The Village Vanguard Jazz Orchestra – Overtime – Music of Bob Brookmeyer – Planet Arts 101413, 66:25 ****½:
(Nick Marchione, Tanya Darby, Terell Stafford, Scott Wendholt – trumpet/Flugelhorn; John Mosca, Luis Bonilla, Jason Jackson, Douglas Purviance – trombones; Dick Oatts, Billy Drewes, Rich Perry, Ralph LaLama, Gary Smulyan – saxophones, flutes, clarinet; Jim McNeely – piano; David Wong – bass; John Riley – drums; Frank Basile – bass clarinet (#3, 5, 8); David Peel – French horn (#1, 5, 6, 8), Mike Truesdell – percussion (#1, 5, 8))
For over six decades Bob Brookmeyer was a jazz artist who easily met the endearing title, maestro. After all he was a leading valve trombonist, composer, pianist, and arranger – a man for all jazz seasons. During his career, he played with a multitude of jazz legends, and he should be included in that designation without a doubt. Just to name a few: Bob co-led groups with Stan Getz, Gerry Mulligan, Jimmy Giuffre, Clark Terry, and was an original member of the Thad Jones/Mel Lewis Orchestra (founded in 1966) for whom he was a major arranger. The Jones/Lewis Orchestra later morphed into the Vanguard Jazz Orchestra after the passing of Thad Jones and Mel Lewis. As the Village Vanguard was their weekly “meeting place” the orchestra took on that moniker.
The Vanguard Orchestra has just released a tribute CD that consists of music composed for the band by Brookmeyer. This was a planned project CD, but Bob passed away in 2011 before its completion. The CD consists of four new arrangements, three previously unrecorded works that Brookmeyer composed in the 1980s for the orchestra, and a new arrangement of “Skylark” that was written to feature reed player, Dick Oatts. In the liner notes, band pianist Jim McNeely notes that late in life Brookmeyer abandoned the traditional tune/chorus structure for big band, instead blending the soloist with the ensemble “integrated into one continuous fabric.” This style of composition was utilized by Brookmeyer in his own European big band, The New Art Orchestra. (I highly recommend the purchase of his big band issues of the 2000’s issued by Challenge Records, especially Get Well Soon.)

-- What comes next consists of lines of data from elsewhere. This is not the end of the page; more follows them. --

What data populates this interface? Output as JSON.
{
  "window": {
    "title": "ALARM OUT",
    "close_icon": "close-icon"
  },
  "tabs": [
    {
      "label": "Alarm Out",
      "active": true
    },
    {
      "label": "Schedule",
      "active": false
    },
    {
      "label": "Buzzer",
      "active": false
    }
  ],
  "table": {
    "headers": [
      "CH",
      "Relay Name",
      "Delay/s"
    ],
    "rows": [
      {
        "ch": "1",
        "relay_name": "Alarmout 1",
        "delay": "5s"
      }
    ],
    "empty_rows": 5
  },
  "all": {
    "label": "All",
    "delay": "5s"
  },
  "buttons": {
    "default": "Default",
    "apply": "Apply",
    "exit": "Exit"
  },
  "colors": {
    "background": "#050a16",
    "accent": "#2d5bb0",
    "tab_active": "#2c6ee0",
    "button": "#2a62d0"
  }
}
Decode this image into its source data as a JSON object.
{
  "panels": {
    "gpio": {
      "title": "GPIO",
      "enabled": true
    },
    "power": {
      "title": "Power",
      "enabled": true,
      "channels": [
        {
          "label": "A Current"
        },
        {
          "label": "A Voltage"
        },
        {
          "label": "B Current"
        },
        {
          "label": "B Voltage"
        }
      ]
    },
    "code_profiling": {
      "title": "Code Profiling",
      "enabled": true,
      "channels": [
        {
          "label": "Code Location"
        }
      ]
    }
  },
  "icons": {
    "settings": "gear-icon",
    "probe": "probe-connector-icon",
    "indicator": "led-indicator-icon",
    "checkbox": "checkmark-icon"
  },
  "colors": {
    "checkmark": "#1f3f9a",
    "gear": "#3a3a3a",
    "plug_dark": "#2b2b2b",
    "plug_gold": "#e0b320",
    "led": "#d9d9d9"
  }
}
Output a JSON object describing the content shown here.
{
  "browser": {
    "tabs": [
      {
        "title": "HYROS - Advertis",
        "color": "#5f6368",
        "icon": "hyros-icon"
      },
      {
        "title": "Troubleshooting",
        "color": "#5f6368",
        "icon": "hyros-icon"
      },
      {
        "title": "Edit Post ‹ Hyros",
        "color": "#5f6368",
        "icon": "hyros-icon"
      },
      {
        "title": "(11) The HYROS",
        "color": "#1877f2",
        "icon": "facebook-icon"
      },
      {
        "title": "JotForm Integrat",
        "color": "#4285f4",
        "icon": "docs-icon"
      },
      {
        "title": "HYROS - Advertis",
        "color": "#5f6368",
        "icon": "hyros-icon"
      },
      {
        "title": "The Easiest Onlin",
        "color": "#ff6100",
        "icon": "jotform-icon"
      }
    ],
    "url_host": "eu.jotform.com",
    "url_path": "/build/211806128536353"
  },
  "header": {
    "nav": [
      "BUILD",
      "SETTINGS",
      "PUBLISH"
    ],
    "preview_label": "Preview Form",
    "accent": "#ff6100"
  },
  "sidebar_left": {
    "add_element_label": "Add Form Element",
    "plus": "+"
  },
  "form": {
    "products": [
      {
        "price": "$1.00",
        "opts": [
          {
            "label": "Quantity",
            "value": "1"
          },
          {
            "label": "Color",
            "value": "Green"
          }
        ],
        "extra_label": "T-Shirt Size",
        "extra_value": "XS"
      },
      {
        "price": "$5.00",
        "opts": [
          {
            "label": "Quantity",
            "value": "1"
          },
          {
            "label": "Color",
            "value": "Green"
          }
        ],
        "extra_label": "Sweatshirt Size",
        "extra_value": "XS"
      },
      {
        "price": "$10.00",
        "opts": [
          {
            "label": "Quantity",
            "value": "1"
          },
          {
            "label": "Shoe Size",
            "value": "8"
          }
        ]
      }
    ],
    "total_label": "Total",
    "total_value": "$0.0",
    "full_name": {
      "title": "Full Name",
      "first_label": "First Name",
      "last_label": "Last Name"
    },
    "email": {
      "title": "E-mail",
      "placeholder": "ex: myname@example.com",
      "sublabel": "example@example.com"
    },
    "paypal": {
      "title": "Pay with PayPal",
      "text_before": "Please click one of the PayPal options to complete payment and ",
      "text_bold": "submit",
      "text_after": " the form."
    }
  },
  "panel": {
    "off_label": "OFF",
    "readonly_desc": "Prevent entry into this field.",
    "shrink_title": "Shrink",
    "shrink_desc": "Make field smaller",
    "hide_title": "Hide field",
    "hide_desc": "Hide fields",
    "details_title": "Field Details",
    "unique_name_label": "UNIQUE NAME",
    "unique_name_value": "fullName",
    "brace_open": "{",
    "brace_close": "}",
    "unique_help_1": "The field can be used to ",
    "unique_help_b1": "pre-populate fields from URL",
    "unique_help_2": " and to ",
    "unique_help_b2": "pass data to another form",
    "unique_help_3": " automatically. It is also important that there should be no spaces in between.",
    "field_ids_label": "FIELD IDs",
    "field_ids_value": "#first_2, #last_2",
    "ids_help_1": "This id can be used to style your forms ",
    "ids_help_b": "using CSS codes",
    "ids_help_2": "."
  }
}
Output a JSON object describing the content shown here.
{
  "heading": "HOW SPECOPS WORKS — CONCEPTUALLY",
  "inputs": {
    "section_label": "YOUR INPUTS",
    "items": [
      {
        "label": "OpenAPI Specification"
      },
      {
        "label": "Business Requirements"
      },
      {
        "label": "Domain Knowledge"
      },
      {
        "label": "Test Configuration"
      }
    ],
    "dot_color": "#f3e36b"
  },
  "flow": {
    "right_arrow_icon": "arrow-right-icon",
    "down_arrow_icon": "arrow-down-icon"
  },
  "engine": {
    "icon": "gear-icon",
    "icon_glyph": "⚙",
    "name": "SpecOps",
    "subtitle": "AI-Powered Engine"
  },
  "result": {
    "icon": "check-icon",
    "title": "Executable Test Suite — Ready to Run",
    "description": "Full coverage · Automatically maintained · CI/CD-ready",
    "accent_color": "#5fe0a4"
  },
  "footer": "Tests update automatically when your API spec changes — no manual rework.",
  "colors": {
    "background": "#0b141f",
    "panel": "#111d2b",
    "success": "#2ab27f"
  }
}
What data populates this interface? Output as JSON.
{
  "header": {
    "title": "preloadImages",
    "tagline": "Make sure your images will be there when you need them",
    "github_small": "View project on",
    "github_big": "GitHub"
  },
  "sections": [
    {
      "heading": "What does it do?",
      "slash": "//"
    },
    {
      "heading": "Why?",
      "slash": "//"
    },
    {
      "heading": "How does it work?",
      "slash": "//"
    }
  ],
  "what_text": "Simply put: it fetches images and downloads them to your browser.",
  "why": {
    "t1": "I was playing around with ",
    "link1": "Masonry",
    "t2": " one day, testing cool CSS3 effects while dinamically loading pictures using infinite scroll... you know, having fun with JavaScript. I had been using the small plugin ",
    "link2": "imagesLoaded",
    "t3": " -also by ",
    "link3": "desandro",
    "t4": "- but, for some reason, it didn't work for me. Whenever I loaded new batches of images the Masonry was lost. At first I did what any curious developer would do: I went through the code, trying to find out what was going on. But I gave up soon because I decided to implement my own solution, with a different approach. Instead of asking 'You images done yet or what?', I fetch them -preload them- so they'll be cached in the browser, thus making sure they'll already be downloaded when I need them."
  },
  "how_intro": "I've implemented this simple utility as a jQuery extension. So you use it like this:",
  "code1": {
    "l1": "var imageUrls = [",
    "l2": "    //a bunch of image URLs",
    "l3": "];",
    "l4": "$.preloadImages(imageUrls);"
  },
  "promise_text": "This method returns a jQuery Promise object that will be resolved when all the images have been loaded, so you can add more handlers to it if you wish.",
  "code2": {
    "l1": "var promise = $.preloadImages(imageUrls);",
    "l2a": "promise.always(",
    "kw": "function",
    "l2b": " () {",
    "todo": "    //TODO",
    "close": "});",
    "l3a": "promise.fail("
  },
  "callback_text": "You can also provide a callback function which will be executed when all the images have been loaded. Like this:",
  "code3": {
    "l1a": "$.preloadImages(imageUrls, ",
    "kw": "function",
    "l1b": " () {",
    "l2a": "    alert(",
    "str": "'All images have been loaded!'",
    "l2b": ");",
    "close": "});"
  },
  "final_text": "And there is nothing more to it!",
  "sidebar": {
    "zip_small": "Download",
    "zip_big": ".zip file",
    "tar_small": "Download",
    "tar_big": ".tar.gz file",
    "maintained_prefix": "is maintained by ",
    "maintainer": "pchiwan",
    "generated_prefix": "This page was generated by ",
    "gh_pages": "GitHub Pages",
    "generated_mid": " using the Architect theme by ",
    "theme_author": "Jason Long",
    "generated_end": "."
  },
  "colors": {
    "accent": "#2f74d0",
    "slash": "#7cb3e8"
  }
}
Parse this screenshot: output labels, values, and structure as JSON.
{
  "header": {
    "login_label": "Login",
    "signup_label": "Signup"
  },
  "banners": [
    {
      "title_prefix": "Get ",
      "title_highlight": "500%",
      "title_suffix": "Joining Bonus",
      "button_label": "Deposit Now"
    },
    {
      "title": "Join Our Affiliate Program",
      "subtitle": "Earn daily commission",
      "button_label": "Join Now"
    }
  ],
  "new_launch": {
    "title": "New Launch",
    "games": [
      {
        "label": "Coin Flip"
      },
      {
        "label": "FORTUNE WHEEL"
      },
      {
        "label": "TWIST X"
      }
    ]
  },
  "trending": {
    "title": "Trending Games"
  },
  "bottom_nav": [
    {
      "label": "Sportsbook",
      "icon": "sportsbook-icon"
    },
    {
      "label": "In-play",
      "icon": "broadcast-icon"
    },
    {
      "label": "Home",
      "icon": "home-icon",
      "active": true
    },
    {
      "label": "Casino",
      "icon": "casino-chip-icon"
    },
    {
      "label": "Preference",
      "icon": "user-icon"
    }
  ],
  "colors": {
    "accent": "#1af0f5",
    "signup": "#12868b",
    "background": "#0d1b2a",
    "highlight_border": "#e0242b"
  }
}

Overtime opens with “The Big Time” which comes hard charging out of the gate, then the flutes and clarinet swing sweetly leading to a “circus” vamp before the ensemble blends in and the brass has a chorus. It becomes a free for all with a classical bent taking the tune out. Pure Brookmeyer…
Following is a “Suite for Three” written for three members of the orchestra: “Oatts” for alto saxophonist Dick Oatts, “Scott” for trumpeter Scott Wendholt, and “Rich” for tenor saxist, Rich Perry. Each swings like mad and have some classical overtones that ripen with repeated listening.
(I had the privilege to hear Brookmeyer lead a big band playing his compositions several years ago in Los Angeles and it was a rapturous experience with a “Coplandesque” beauty present. “XYZ” has solos for seven members including the entire rhythm section, tenor sax, trumpet, and trombone. It blends classical, jazz (both avant and mainstream) and themes that defy description, showing the complexity of Bob’s talents.
“Skylark” follows, and is an arrangement written for Dick Oatts thirty years ago. It’s a gorgeous chart and shows Bob’s lyrical romantic side. “At the Corner of Ralph and Gary” is a dedication to long time members, tenor man, Ralph LaLama, and the brilliant baritone saxophonist, Gary Smulyan. The two veterans display their talents together while the orchestra blends seamlessly in full support. The swing quotient is high at the corner where they meet.
The CD ends with a ballad, “Sad Song”, and while the band jokes in the liner notes that although Bob liked to support the dark side (and there is some of that here) that the “act of artistic creation brings optimism to the world.”
The loss of Bob Brookmeyer is felt deeply in the jazz community. Thank goodness we have his musical arrangements to soothe his absence.
TrackList: The Big Time, Suite for Three (Oatts, Scott, Rich), XYZ, Skylark, At the Corner of Rich and Gary, Sad Song